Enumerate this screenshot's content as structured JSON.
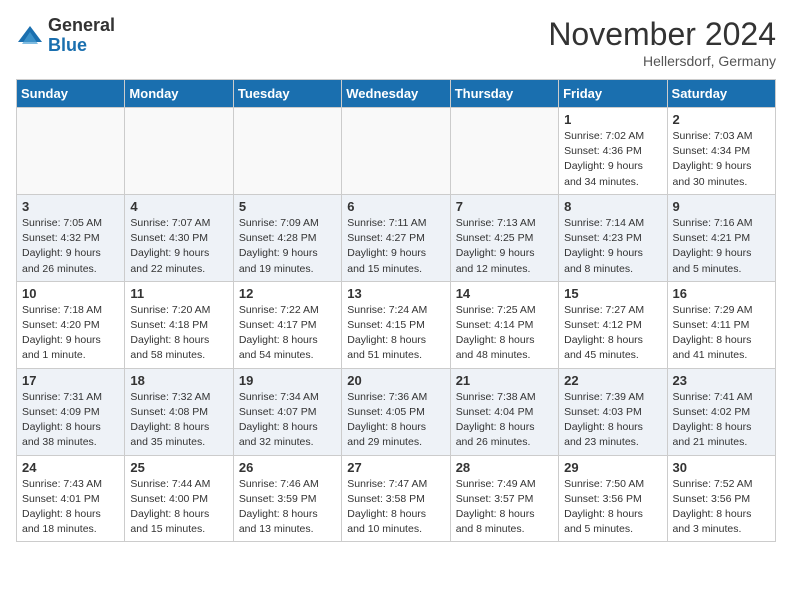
{
  "header": {
    "logo_general": "General",
    "logo_blue": "Blue",
    "month_title": "November 2024",
    "location": "Hellersdorf, Germany"
  },
  "weekdays": [
    "Sunday",
    "Monday",
    "Tuesday",
    "Wednesday",
    "Thursday",
    "Friday",
    "Saturday"
  ],
  "weeks": [
    [
      {
        "day": "",
        "info": ""
      },
      {
        "day": "",
        "info": ""
      },
      {
        "day": "",
        "info": ""
      },
      {
        "day": "",
        "info": ""
      },
      {
        "day": "",
        "info": ""
      },
      {
        "day": "1",
        "info": "Sunrise: 7:02 AM\nSunset: 4:36 PM\nDaylight: 9 hours\nand 34 minutes."
      },
      {
        "day": "2",
        "info": "Sunrise: 7:03 AM\nSunset: 4:34 PM\nDaylight: 9 hours\nand 30 minutes."
      }
    ],
    [
      {
        "day": "3",
        "info": "Sunrise: 7:05 AM\nSunset: 4:32 PM\nDaylight: 9 hours\nand 26 minutes."
      },
      {
        "day": "4",
        "info": "Sunrise: 7:07 AM\nSunset: 4:30 PM\nDaylight: 9 hours\nand 22 minutes."
      },
      {
        "day": "5",
        "info": "Sunrise: 7:09 AM\nSunset: 4:28 PM\nDaylight: 9 hours\nand 19 minutes."
      },
      {
        "day": "6",
        "info": "Sunrise: 7:11 AM\nSunset: 4:27 PM\nDaylight: 9 hours\nand 15 minutes."
      },
      {
        "day": "7",
        "info": "Sunrise: 7:13 AM\nSunset: 4:25 PM\nDaylight: 9 hours\nand 12 minutes."
      },
      {
        "day": "8",
        "info": "Sunrise: 7:14 AM\nSunset: 4:23 PM\nDaylight: 9 hours\nand 8 minutes."
      },
      {
        "day": "9",
        "info": "Sunrise: 7:16 AM\nSunset: 4:21 PM\nDaylight: 9 hours\nand 5 minutes."
      }
    ],
    [
      {
        "day": "10",
        "info": "Sunrise: 7:18 AM\nSunset: 4:20 PM\nDaylight: 9 hours\nand 1 minute."
      },
      {
        "day": "11",
        "info": "Sunrise: 7:20 AM\nSunset: 4:18 PM\nDaylight: 8 hours\nand 58 minutes."
      },
      {
        "day": "12",
        "info": "Sunrise: 7:22 AM\nSunset: 4:17 PM\nDaylight: 8 hours\nand 54 minutes."
      },
      {
        "day": "13",
        "info": "Sunrise: 7:24 AM\nSunset: 4:15 PM\nDaylight: 8 hours\nand 51 minutes."
      },
      {
        "day": "14",
        "info": "Sunrise: 7:25 AM\nSunset: 4:14 PM\nDaylight: 8 hours\nand 48 minutes."
      },
      {
        "day": "15",
        "info": "Sunrise: 7:27 AM\nSunset: 4:12 PM\nDaylight: 8 hours\nand 45 minutes."
      },
      {
        "day": "16",
        "info": "Sunrise: 7:29 AM\nSunset: 4:11 PM\nDaylight: 8 hours\nand 41 minutes."
      }
    ],
    [
      {
        "day": "17",
        "info": "Sunrise: 7:31 AM\nSunset: 4:09 PM\nDaylight: 8 hours\nand 38 minutes."
      },
      {
        "day": "18",
        "info": "Sunrise: 7:32 AM\nSunset: 4:08 PM\nDaylight: 8 hours\nand 35 minutes."
      },
      {
        "day": "19",
        "info": "Sunrise: 7:34 AM\nSunset: 4:07 PM\nDaylight: 8 hours\nand 32 minutes."
      },
      {
        "day": "20",
        "info": "Sunrise: 7:36 AM\nSunset: 4:05 PM\nDaylight: 8 hours\nand 29 minutes."
      },
      {
        "day": "21",
        "info": "Sunrise: 7:38 AM\nSunset: 4:04 PM\nDaylight: 8 hours\nand 26 minutes."
      },
      {
        "day": "22",
        "info": "Sunrise: 7:39 AM\nSunset: 4:03 PM\nDaylight: 8 hours\nand 23 minutes."
      },
      {
        "day": "23",
        "info": "Sunrise: 7:41 AM\nSunset: 4:02 PM\nDaylight: 8 hours\nand 21 minutes."
      }
    ],
    [
      {
        "day": "24",
        "info": "Sunrise: 7:43 AM\nSunset: 4:01 PM\nDaylight: 8 hours\nand 18 minutes."
      },
      {
        "day": "25",
        "info": "Sunrise: 7:44 AM\nSunset: 4:00 PM\nDaylight: 8 hours\nand 15 minutes."
      },
      {
        "day": "26",
        "info": "Sunrise: 7:46 AM\nSunset: 3:59 PM\nDaylight: 8 hours\nand 13 minutes."
      },
      {
        "day": "27",
        "info": "Sunrise: 7:47 AM\nSunset: 3:58 PM\nDaylight: 8 hours\nand 10 minutes."
      },
      {
        "day": "28",
        "info": "Sunrise: 7:49 AM\nSunset: 3:57 PM\nDaylight: 8 hours\nand 8 minutes."
      },
      {
        "day": "29",
        "info": "Sunrise: 7:50 AM\nSunset: 3:56 PM\nDaylight: 8 hours\nand 5 minutes."
      },
      {
        "day": "30",
        "info": "Sunrise: 7:52 AM\nSunset: 3:56 PM\nDaylight: 8 hours\nand 3 minutes."
      }
    ]
  ]
}
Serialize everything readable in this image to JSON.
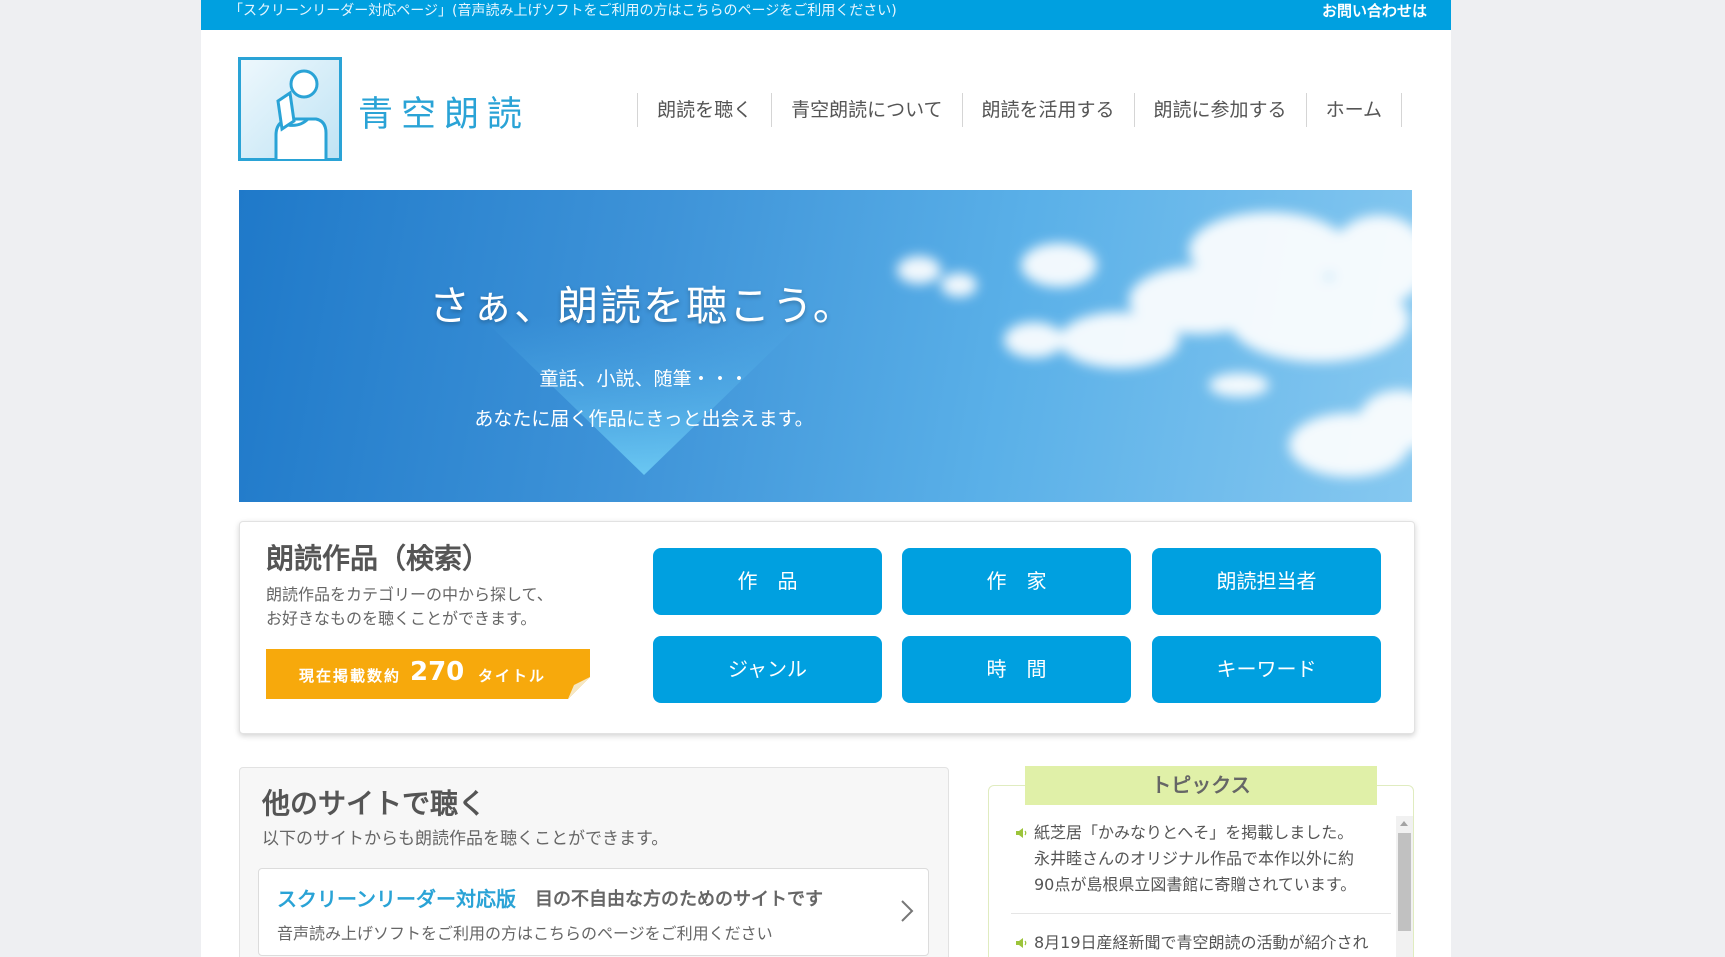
{
  "topbar": {
    "screen_reader_link": "「スクリーンリーダー対応ページ」(音声読み上げソフトをご利用の方はこちらのページをご利用ください)",
    "contact": "お問い合わせは"
  },
  "logo": {
    "text": "青空朗読"
  },
  "nav": {
    "items": [
      "朗読を聴く",
      "青空朗読について",
      "朗読を活用する",
      "朗読に参加する",
      "ホーム"
    ]
  },
  "hero": {
    "title": "さぁ、朗読を聴こう。",
    "sub1": "童話、小説、随筆・・・",
    "sub2": "あなたに届く作品にきっと出会えます。"
  },
  "search": {
    "title": "朗読作品（検索）",
    "desc1": "朗読作品をカテゴリーの中から探して、",
    "desc2": "お好きなものを聴くことができます。",
    "count_label": "現在掲載数約",
    "count_value": "270",
    "count_unit": "タイトル",
    "buttons": [
      "作　品",
      "作　家",
      "朗読担当者",
      "ジャンル",
      "時　間",
      "キーワード"
    ]
  },
  "other_sites": {
    "title": "他のサイトで聴く",
    "desc": "以下のサイトからも朗読作品を聴くことができます。",
    "card_name": "スクリーンリーダー対応版",
    "card_tag": "目の不自由な方のためのサイトです",
    "card_note": "音声読み上げソフトをご利用の方はこちらのページをご利用ください"
  },
  "topics": {
    "title": "トピックス",
    "item1_line1": "紙芝居「かみなりとへそ」を掲載しました。",
    "item1_line2": "永井睦さんのオリジナル作品で本作以外に約",
    "item1_line3": "90点が島根県立図書館に寄贈されています。",
    "item2_line1": "8月19日産経新聞で青空朗読の活動が紹介され"
  },
  "colors": {
    "accent": "#00a0e0",
    "badge": "#f7a90c",
    "topics_head": "#e0f0a8"
  }
}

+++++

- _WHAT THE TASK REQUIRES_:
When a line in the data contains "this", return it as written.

- _ANSWER TO THE EXERCISE_:
Enumerate this screenshot's content as structured JSON.
Serialize everything readable in this image to JSON.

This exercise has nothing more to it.